Tempting as it would be to assassinate my man in print, I don’t want to come off looking as petty as all that. So I turned to The Museum of Broken Relationships which claims to sum up ‘modern love in 203 everyday objects’. The museum was founded in Croatia by two ex-lovers who wanted to memorialise their former passion for one another, and I found the accompanying book very affecting. I don’t want to fall in love again if this is how it always has to end.

Each page consists of a photograph of an item sent to the museum together with a note explaining what it symbolises to the one who posted it. Each tale is different. And yet all are curiously the same — bleak and stark and heart-mashing. It’s like a cheerfully coloured catalogue of suicide, divorce and venereal disease.

At times, there’s nothing to do but laugh: at the ‘can of love incense’ (explanation: ‘didn’t work’); at the ‘sweatshirt with a smiley face on the front and the reverse on the back’:

‘The angry face tells me that he went to a South American transgender prostitute on Vesterbro and paid 800 Danish Kroner for a blow job on Christmas Eve. ‘Now we have gonorrhoea,’ the face says.

But best by far was the note accompanying the twin silicone jellies salvaged from a reversed boob job. (‘My ex had convinced me to get breast implants… at the time I hadn’t had enough therapy to tell him to go f*** himself.’)

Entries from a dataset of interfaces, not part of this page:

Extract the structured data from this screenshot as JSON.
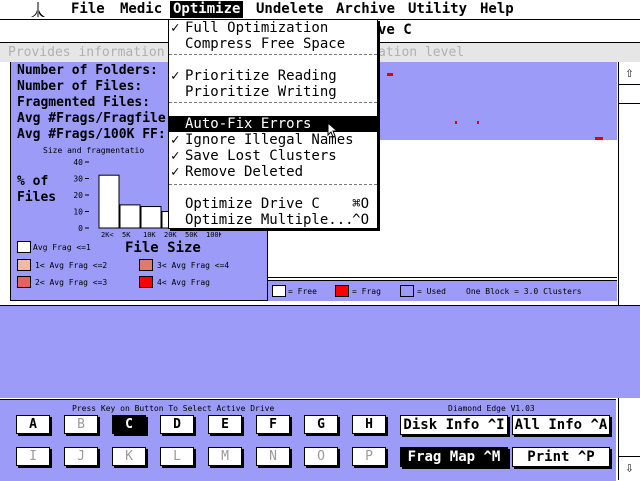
{
  "menubar": {
    "items": [
      "File",
      "Medic",
      "Optimize",
      "Undelete",
      "Archive",
      "Utility",
      "Help"
    ]
  },
  "window": {
    "title_tail": "ve C"
  },
  "infobar": {
    "left_text": "Provides information",
    "right_text": "ation level"
  },
  "stats": {
    "folders_label": "Number of Folders:",
    "files_label": "Number of Files:",
    "fragmented_label": "Fragmented Files:",
    "avg_frags_label": "Avg #Frags/Fragfile",
    "avg_100k_label": "Avg #Frags/100K FF:"
  },
  "histogram": {
    "title": "Size and fragmentatio",
    "ylabel_line1": "% of",
    "ylabel_line2": "Files",
    "xlabel": "File Size"
  },
  "chart_data": {
    "type": "bar",
    "title": "Size and fragmentatio",
    "categories": [
      "2K<",
      "5K",
      "10K",
      "20K",
      "50K",
      "100K",
      "<100K"
    ],
    "values": [
      32,
      14,
      13,
      10,
      5,
      3,
      2
    ],
    "ylim": [
      0,
      40
    ],
    "yticks": [
      0,
      10,
      20,
      30,
      40
    ],
    "xlabel": "File Size",
    "ylabel": "% of Files"
  },
  "frag_legend": [
    {
      "label": "Avg Frag <=1",
      "color": "#ffffff"
    },
    {
      "label": "1< Avg Frag <=2",
      "color": "#f2b8a8"
    },
    {
      "label": "3< Avg Frag <=4",
      "color": "#e07a70"
    },
    {
      "label": "2< Avg Frag <=3",
      "color": "#e86060"
    },
    {
      "label": "4< Avg Frag",
      "color": "#ff0000"
    }
  ],
  "map_legend": {
    "free": "= Free",
    "frag": "= Frag",
    "used": "= Used",
    "block": "One Block = 3.0 Clusters"
  },
  "optimize_menu": {
    "items": [
      {
        "label": "Full Optimization",
        "checked": true,
        "shortcut": ""
      },
      {
        "label": "Compress Free Space",
        "checked": false,
        "shortcut": ""
      },
      {
        "label": "Prioritize Reading",
        "checked": true,
        "shortcut": ""
      },
      {
        "label": "Prioritize Writing",
        "checked": false,
        "shortcut": ""
      },
      {
        "label": "Auto-Fix Errors",
        "checked": false,
        "shortcut": ""
      },
      {
        "label": "Ignore Illegal Names",
        "checked": true,
        "shortcut": ""
      },
      {
        "label": "Save Lost Clusters",
        "checked": true,
        "shortcut": ""
      },
      {
        "label": "Remove Deleted",
        "checked": true,
        "shortcut": ""
      },
      {
        "label": "Optimize Drive C",
        "checked": false,
        "shortcut": "⌘O"
      },
      {
        "label": "Optimize Multiple...",
        "checked": false,
        "shortcut": "^O"
      }
    ]
  },
  "bottom": {
    "hint": "Press Key on Button To Select Active Drive",
    "version": "Diamond Edge V1.03",
    "drives_row1": [
      "A",
      "B",
      "C",
      "D",
      "E",
      "F",
      "G",
      "H"
    ],
    "drives_row2": [
      "I",
      "J",
      "K",
      "L",
      "M",
      "N",
      "O",
      "P"
    ],
    "disk_info": "Disk Info ^I",
    "all_info": "All Info ^A",
    "frag_map": "Frag Map ^M",
    "print": "Print ^P"
  },
  "icons": {
    "logo": "atari-logo-icon",
    "scroll_up": "arrow-up-icon",
    "scroll_down": "arrow-down-icon"
  }
}
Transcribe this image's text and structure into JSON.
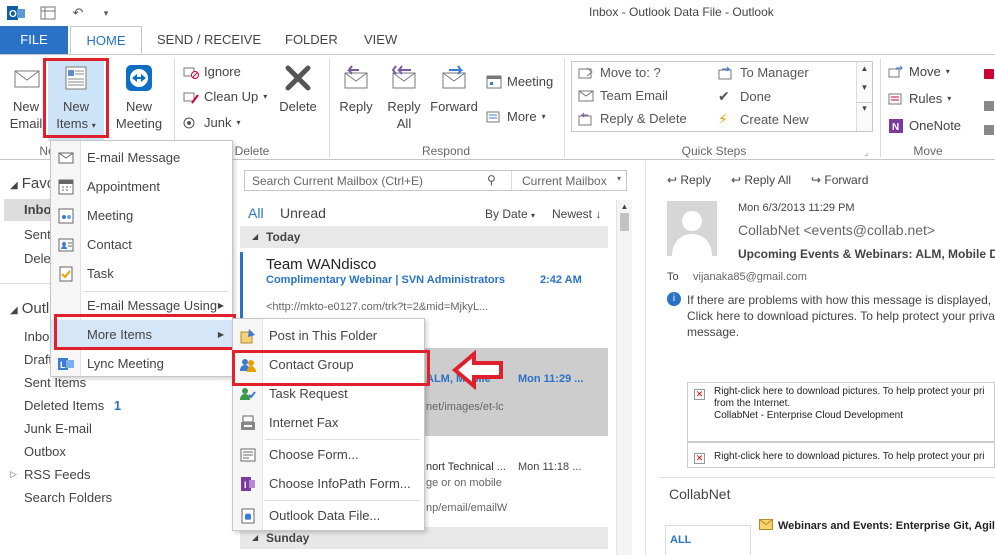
{
  "window": {
    "title": "Inbox - Outlook Data File - Outlook"
  },
  "tabs": {
    "file": "FILE",
    "home": "HOME",
    "send_receive": "SEND / RECEIVE",
    "folder": "FOLDER",
    "view": "VIEW"
  },
  "ribbon": {
    "new_email": [
      "New",
      "Email"
    ],
    "new_items": [
      "New",
      "Items"
    ],
    "new_meeting": [
      "New",
      "Meeting"
    ],
    "new_group_label": "Ne",
    "ignore": "Ignore",
    "clean_up": "Clean Up",
    "junk": "Junk",
    "delete": "Delete",
    "delete_group_label": "Delete",
    "reply": "Reply",
    "reply_all": [
      "Reply",
      "All"
    ],
    "forward": "Forward",
    "meeting": "Meeting",
    "more": "More",
    "respond_group_label": "Respond",
    "quick_steps": {
      "items": [
        "Move to: ?",
        "Team Email",
        "Reply & Delete",
        "To Manager",
        "Done",
        "Create New"
      ],
      "label": "Quick Steps"
    },
    "move": "Move",
    "rules": "Rules",
    "onenote": "OneNote",
    "move_group_label": "Move"
  },
  "nav": {
    "favorites_head": "Favo",
    "favorites": [
      "Inbo",
      "Sent",
      "Dele"
    ],
    "outlook_head": "Outl",
    "folders": [
      {
        "label": "Inbo",
        "count": ""
      },
      {
        "label": "Draft",
        "count": ""
      },
      {
        "label": "Sent Items",
        "count": ""
      },
      {
        "label": "Deleted Items",
        "count": "1"
      },
      {
        "label": "Junk E-mail",
        "count": ""
      },
      {
        "label": "Outbox",
        "count": ""
      },
      {
        "label": "RSS Feeds",
        "count": ""
      },
      {
        "label": "Search Folders",
        "count": ""
      }
    ]
  },
  "search": {
    "placeholder": "Search Current Mailbox (Ctrl+E)",
    "scope": "Current Mailbox"
  },
  "message_list": {
    "filter_all": "All",
    "filter_unread": "Unread",
    "sort_by": "By Date",
    "sort_order": "Newest",
    "groups": [
      "Today",
      "Sunday"
    ],
    "messages": [
      {
        "sender": "Team WANdisco",
        "subject": "Complimentary Webinar | SVN Administrators",
        "time": "2:42 AM",
        "preview": "<http://mkto-e0127.com/trk?t=2&mid=MjkyL..."
      },
      {
        "sender": "",
        "subject": "ALM, Mobile",
        "time": "Mon 11:29 ...",
        "preview": "net/images/et-lc"
      },
      {
        "sender": "",
        "subject": "nort Technical ...",
        "time": "Mon 11:18 ...",
        "preview": "ge or on mobile"
      },
      {
        "sender": "",
        "subject": "",
        "time": "",
        "preview": "np/email/emailW"
      }
    ]
  },
  "reading_pane": {
    "reply": "Reply",
    "reply_all": "Reply All",
    "forward": "Forward",
    "date": "Mon 6/3/2013 11:29 PM",
    "from": "CollabNet <events@collab.net>",
    "subject": "Upcoming Events & Webinars: ALM, Mobile Dev,",
    "to_label": "To",
    "to": "vijanaka85@gmail.com",
    "info": [
      "If there are problems with how this message is displayed, c",
      "Click here to download pictures. To help protect your priva",
      "message."
    ],
    "image_box_1": [
      "Right-click here to download pictures.  To help protect your pri",
      "from the Internet.",
      "CollabNet - Enterprise Cloud Development"
    ],
    "image_box_2": [
      "Right-click here to download pictures.  To help protect your pri"
    ],
    "collabnet": "CollabNet",
    "all_tab": "ALL",
    "bottom_subject": "Webinars and Events: Enterprise Git, Agile"
  },
  "new_items_menu": {
    "items": [
      "E-mail Message",
      "Appointment",
      "Meeting",
      "Contact",
      "Task",
      "E-mail Message Using",
      "More Items",
      "Lync Meeting"
    ]
  },
  "more_items_menu": {
    "items": [
      "Post in This Folder",
      "Contact Group",
      "Task Request",
      "Internet Fax",
      "Choose Form...",
      "Choose InfoPath Form...",
      "Outlook Data File..."
    ]
  },
  "colors": {
    "accent": "#2a72c5",
    "highlight_box": "#e0202a",
    "menu_hover": "#d5e6f8"
  }
}
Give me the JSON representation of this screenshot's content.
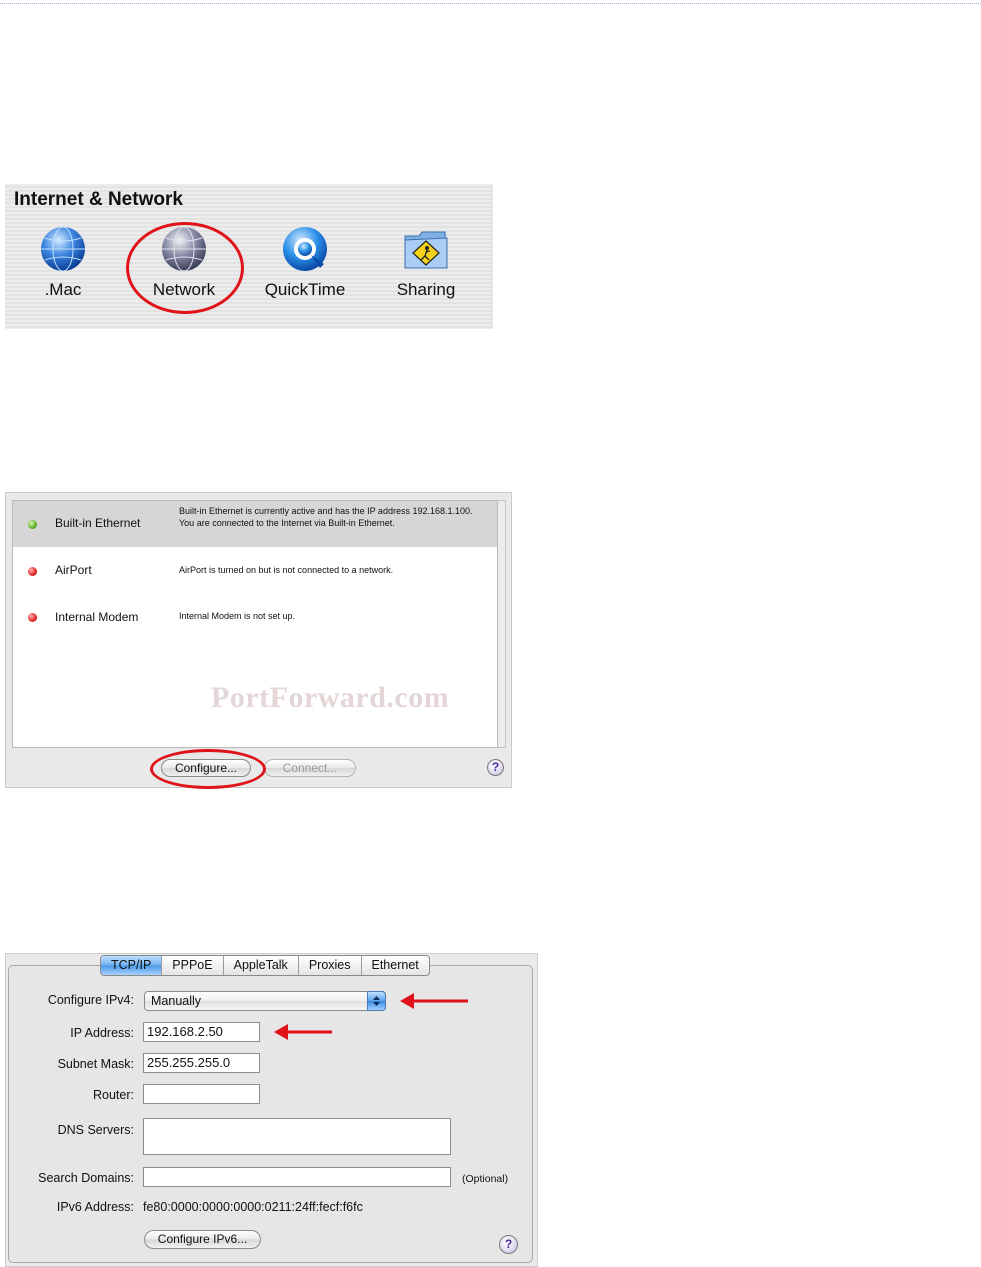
{
  "prefs": {
    "title": "Internet & Network",
    "items": [
      {
        "label": ".Mac",
        "icon": "dotmac-globe-icon"
      },
      {
        "label": "Network",
        "icon": "network-globe-icon"
      },
      {
        "label": "QuickTime",
        "icon": "quicktime-icon"
      },
      {
        "label": "Sharing",
        "icon": "sharing-folder-icon"
      }
    ],
    "highlight_color": "#e0131b"
  },
  "network_status": {
    "rows": [
      {
        "name": "Built-in Ethernet",
        "status": "green",
        "description": "Built-in Ethernet is currently active and has the IP address 192.168.1.100. You are connected to the Internet via Built-in Ethernet."
      },
      {
        "name": "AirPort",
        "status": "red",
        "description": "AirPort is turned on but is not connected to a network."
      },
      {
        "name": "Internal Modem",
        "status": "red",
        "description": "Internal Modem is not set up."
      }
    ],
    "watermark": "PortForward.com",
    "configure_button": "Configure...",
    "connect_button": "Connect...",
    "help": "?"
  },
  "tcpip": {
    "tabs": [
      "TCP/IP",
      "PPPoE",
      "AppleTalk",
      "Proxies",
      "Ethernet"
    ],
    "active_tab": "TCP/IP",
    "configure_ipv4_label": "Configure IPv4:",
    "configure_ipv4_value": "Manually",
    "ip_address_label": "IP Address:",
    "ip_address_value": "192.168.2.50",
    "subnet_mask_label": "Subnet Mask:",
    "subnet_mask_value": "255.255.255.0",
    "router_label": "Router:",
    "router_value": "",
    "dns_label": "DNS Servers:",
    "dns_value": "",
    "search_domains_label": "Search Domains:",
    "search_domains_value": "",
    "optional": "(Optional)",
    "ipv6_label": "IPv6 Address:",
    "ipv6_value": "fe80:0000:0000:0000:0211:24ff:fecf:f6fc",
    "configure_ipv6_button": "Configure IPv6...",
    "help": "?",
    "arrow_color": "#e0131b"
  }
}
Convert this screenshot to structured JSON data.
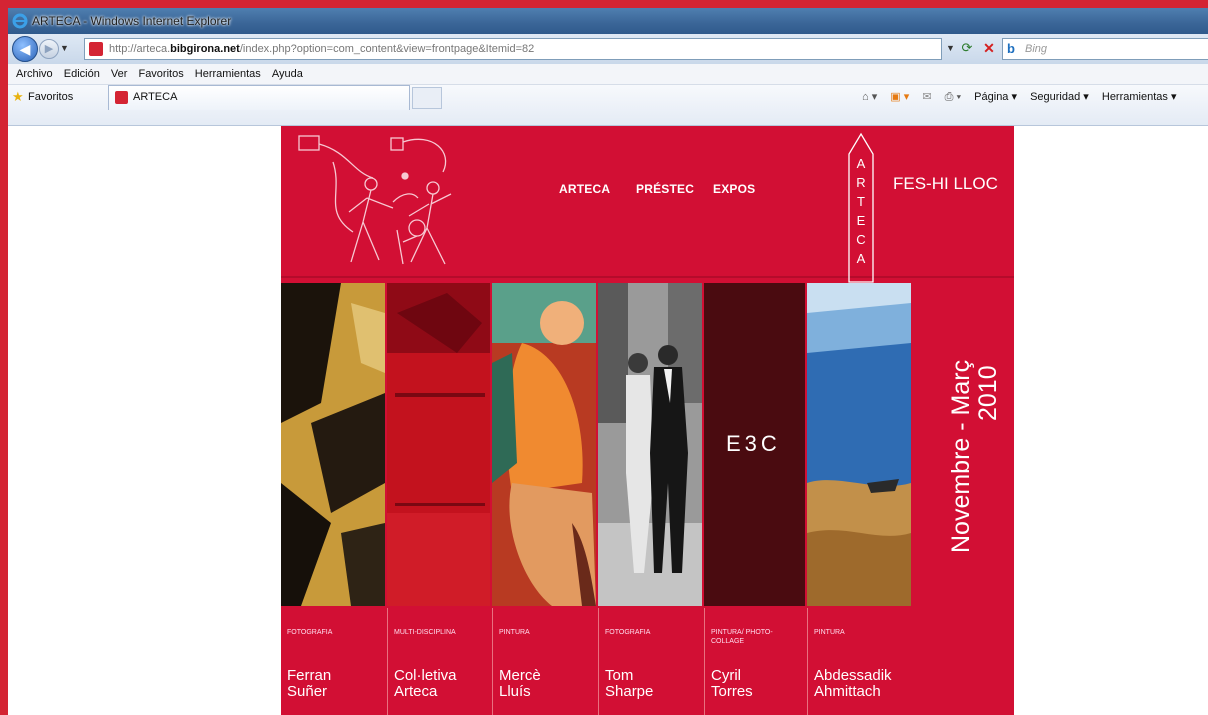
{
  "browser": {
    "window_title": "ARTECA - Windows Internet Explorer",
    "url_prefix": "http://arteca.",
    "url_domain": "bibgirona.net",
    "url_path": "/index.php?option=com_content&view=frontpage&Itemid=82",
    "search_placeholder": "Bing",
    "menu": [
      "Archivo",
      "Edición",
      "Ver",
      "Favoritos",
      "Herramientas",
      "Ayuda"
    ],
    "favorites_label": "Favoritos",
    "tab_label": "ARTECA",
    "commands": [
      "Página ▾",
      "Seguridad ▾",
      "Herramientas ▾"
    ]
  },
  "site": {
    "nav": [
      "ARTECA",
      "PRÉSTEC",
      "EXPOS"
    ],
    "vertical_logo": [
      "A",
      "R",
      "T",
      "E",
      "C",
      "A"
    ],
    "tagline": "FES-HI LLOC",
    "date_banner": {
      "line1": "Novembre - Març",
      "line2": "2010"
    },
    "badge_text": "E3C",
    "colors": {
      "brand_red": "#d20f34",
      "panel_dark": "#4a0b10"
    },
    "exhibitions": [
      {
        "category": "FOTOGRAFIA",
        "artist_first": "Ferran",
        "artist_last": "Suñer"
      },
      {
        "category": "MULTI-DISCIPLINA",
        "artist_first": "Col·letiva",
        "artist_last": "Arteca"
      },
      {
        "category": "PINTURA",
        "artist_first": "Mercè",
        "artist_last": "Lluís"
      },
      {
        "category": "FOTOGRAFIA",
        "artist_first": "Tom",
        "artist_last": "Sharpe"
      },
      {
        "category": "PINTURA/ PHOTO-COLLAGE",
        "artist_first": "Cyril",
        "artist_last": "Torres"
      },
      {
        "category": "PINTURA",
        "artist_first": "Abdessadik",
        "artist_last": "Ahmittach"
      }
    ]
  }
}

I was persuaded. My love may sleep peacefully in his bed. I’ll just ship what’s left of him to Zagreb. There his T-shirt can join all the other tragic tat. A monument to our nothingness. A promise to forget.